Combining behavior and in vivo microdialysis: The participation of central DA neurotransmission in depression, anxiety and neuroendocrine regulation associated with behavioral stress is a central mechanism proposed to underlie the immediate effects of rapid-acting antidepressants. Microdialysis procedures are used to measure the release of neurotransmitters in discrete regions of awake freely-moving rats or mice. We developed an analog of the novelty induced hypophagia (NIH) test that could be used to measure the response of DA release in the nucleus accumbens (NAc) in awake behaving mice.  Mice trained to consume a palatable food (peanut butter chips) in the dialysis apparatus exhibit an increase of DA release in the NAc. This effect is observed even when mice are prevented from consuming the food, demonstrating that DA was released in response to the expectation of the reward and not by its consumption. Untrained mice do not exhibit this increase in DA release despite consuming the food, as they novel environment suppresses this response. Similarly, trained mice exposed to novelty stress (bright lights, odor) showed increased latency to approach the food and did not exhibit increased DA release.  Pretreatment of mice exposed to novelty stress with buprenorphine reduced approach latencies and restored the increase of DA release, suggesting that this may be the mechanisms through which buprenorphine restores reward processing under stressful conditions.
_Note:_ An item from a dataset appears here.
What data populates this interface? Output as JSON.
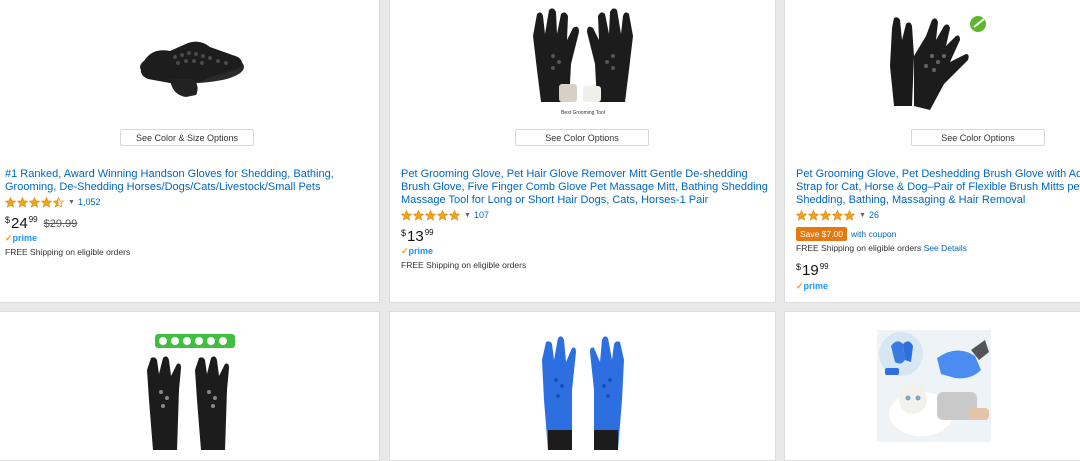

After establishing that MORs do not play a role in mediating the behavioral effects of the novel KOR agonists LY2456302 and LY2444295, our studies moved on to incorporate the important consideration of sex differences in sensitivity to KOR ligands. This is important because sex-specific differences in sensitivity to KOR agonist and antagonists is required to adequately inform drug dosing in humans. Utilizing nest building, an innate behavioral indicative of self-care, we have demonstrated decreased sensitivity to KOR ligands in females. This hypothesis is supported by the clinical literature demonstrating higher KOR availability in healthy human males compared with females. Studies are ongoing in the laboratory to develop this hypothesis.
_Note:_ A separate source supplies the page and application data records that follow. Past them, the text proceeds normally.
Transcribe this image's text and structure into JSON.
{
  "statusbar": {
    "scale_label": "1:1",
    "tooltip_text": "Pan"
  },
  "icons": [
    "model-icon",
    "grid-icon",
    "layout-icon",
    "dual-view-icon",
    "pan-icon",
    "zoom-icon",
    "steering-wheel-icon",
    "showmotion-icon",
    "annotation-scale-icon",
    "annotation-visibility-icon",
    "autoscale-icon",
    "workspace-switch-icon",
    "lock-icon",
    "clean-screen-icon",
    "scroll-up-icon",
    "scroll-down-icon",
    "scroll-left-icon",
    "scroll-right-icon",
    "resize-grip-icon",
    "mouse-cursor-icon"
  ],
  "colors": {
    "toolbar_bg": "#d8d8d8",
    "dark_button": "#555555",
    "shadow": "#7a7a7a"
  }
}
Prolonging the antidepressant activity of rapid-acting antidepressants: Ketamine has demonstrated robust antidepressant effects in treatment-resistant patients at subanesthetic doses within hours of a single infusion. However, clinical evidence now suggests that in more severely ill patients, multiple doses, twice or three weekly, are required to achieve optimal remission from depressive symptoms. To enhance the translational value of our preclinical data, the utility of the thrice weekly dosing regimen was evaluated using the forced swim test (FST) in mice. We have demonstrated a prolonged sensitization to the behavioral effects of ketamine that are sustained for up to 2 weeks following the last injection. Utilizing this paradigm, we can now contrast the molecular and neurochemical substrates engaged by single or multiple ketamine treatments at designated time points.